A Pig Latin is made of a series of operations, or transformations, that are applied to the input data to produce output.
Under the cover pig turns the transformations
into a series of MapReduce jobs, but as a programmer you are mostly
unaware of this, which allows you to focus on the data rather than the
nature of the execution.
Pig runs in 2 modes :
1) Local Mode
2) Hadoop Mode
1) Local Mode : In
local mode Pig runs in a single JVM & accesses the local file
system. This mode is suitable only for small datasets & when trying
out Pig. Local mode doesn't use Hadoop. Also it doesn't use Hadoop's
local job runner, instead Pig translates queries into a physical plan
that it executes itself. The execution type is set using the -x or
-exectype option. To run in local mode, set the option to local:

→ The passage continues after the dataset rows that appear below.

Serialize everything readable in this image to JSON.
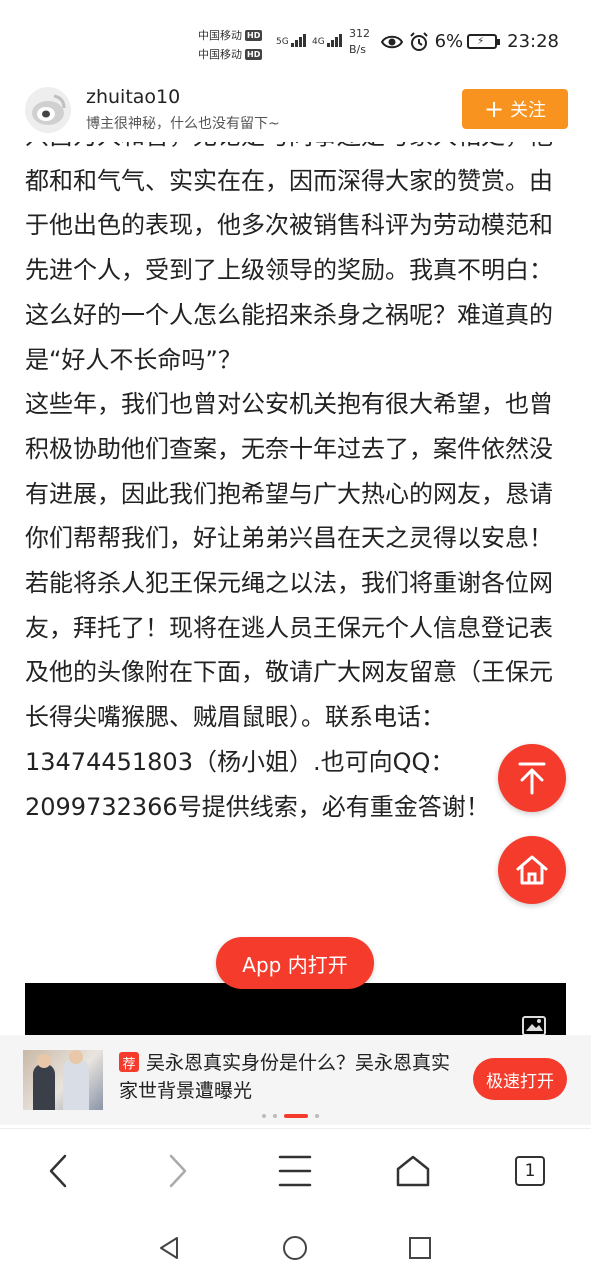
{
  "status_bar": {
    "carrier1": "中国移动",
    "carrier2": "中国移动",
    "hd1": "HD",
    "hd2": "HD",
    "net1": "5G",
    "net2": "4G",
    "speed_value": "312",
    "speed_unit": "B/s",
    "battery": "6%",
    "time": "23:28"
  },
  "profile": {
    "username": "zhuitao10",
    "bio": "博主很神秘，什么也没有留下~",
    "follow_label": "关注"
  },
  "article": {
    "paragraphs": [
      "兴昌为人和善，无论是与同事还是与家人相处，他都和和气气、实实在在，因而深得大家的赞赏。由于他出色的表现，他多次被销售科评为劳动模范和先进个人，受到了上级领导的奖励。我真不明白：这么好的一个人怎么能招来杀身之祸呢？难道真的是“好人不长命吗”？",
      "这些年，我们也曾对公安机关抱有很大希望，也曾积极协助他们查案，无奈十年过去了，案件依然没有进展，因此我们抱希望与广大热心的网友，恳请你们帮帮我们，好让弟弟兴昌在天之灵得以安息！若能将杀人犯王保元绳之以法，我们将重谢各位网友，拜托了！现将在逃人员王保元个人信息登记表及他的头像附在下面，敬请广大网友留意（王保元长得尖嘴猴腮、贼眉鼠眼）。联系电话：13474451803（杨小姐）.也可向QQ：2099732366号提供线索，必有重金答谢！"
    ]
  },
  "app_open_label": "App 内打开",
  "recommend": {
    "badge": "荐",
    "title": "吴永恩真实身份是什么？吴永恩真实家世背景遭曝光",
    "button_label": "极速打开"
  },
  "browser_nav": {
    "tab_count": "1"
  },
  "colors": {
    "accent_red": "#f43b2c",
    "follow_orange": "#f7931e"
  }
}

$ pig -x local
2) Hadoop Mode : In
Hadoop mode, Pig translates queries into MapReduce jobs & runs them
on a Hadoop cluster. To use Hadoop mode you need to tell Pig which
vesion of Hadoop you are using & where your cluster is running.
The Environment variable PIG_HADOOP_VERSION is used to tell Pig the version of Hadoop it is connecting to.
$ export PIG_HADOOP_VERSION = 20
Next we need to point Pig at the cluster namenode
& jobtracker. If you already have Hadoop site file that define
fs.default.name & mapred.jobtracker you can simply add Hadoop's
configuration directory to Pig's classpath :
$ export PIG_CLASSPATH = $HADOOP_INSTALL/conf/
Alternatively ou can create a pig.properties file in Pig's “conf” directory, which sets these two properties. Here is an example for a pseudo-distributed setup :
once you have configured Pig to connect to a Hadoop
cluster, you can launch Pig, setting the -x option to MapReduce or
omitting it entirely, as Hadoop mode is the default:
PIG_PATH = $HADOOP_HOME/bin/pig-0.7.0
PIG_CLASSPATH = $PIG_PATH/pig-0.3.0-core.jar:$HADOOP_HOME/conf \ PIG_HADOOP_VERSION = 0.20.2 \ $PIG_PATH/bin/pig $@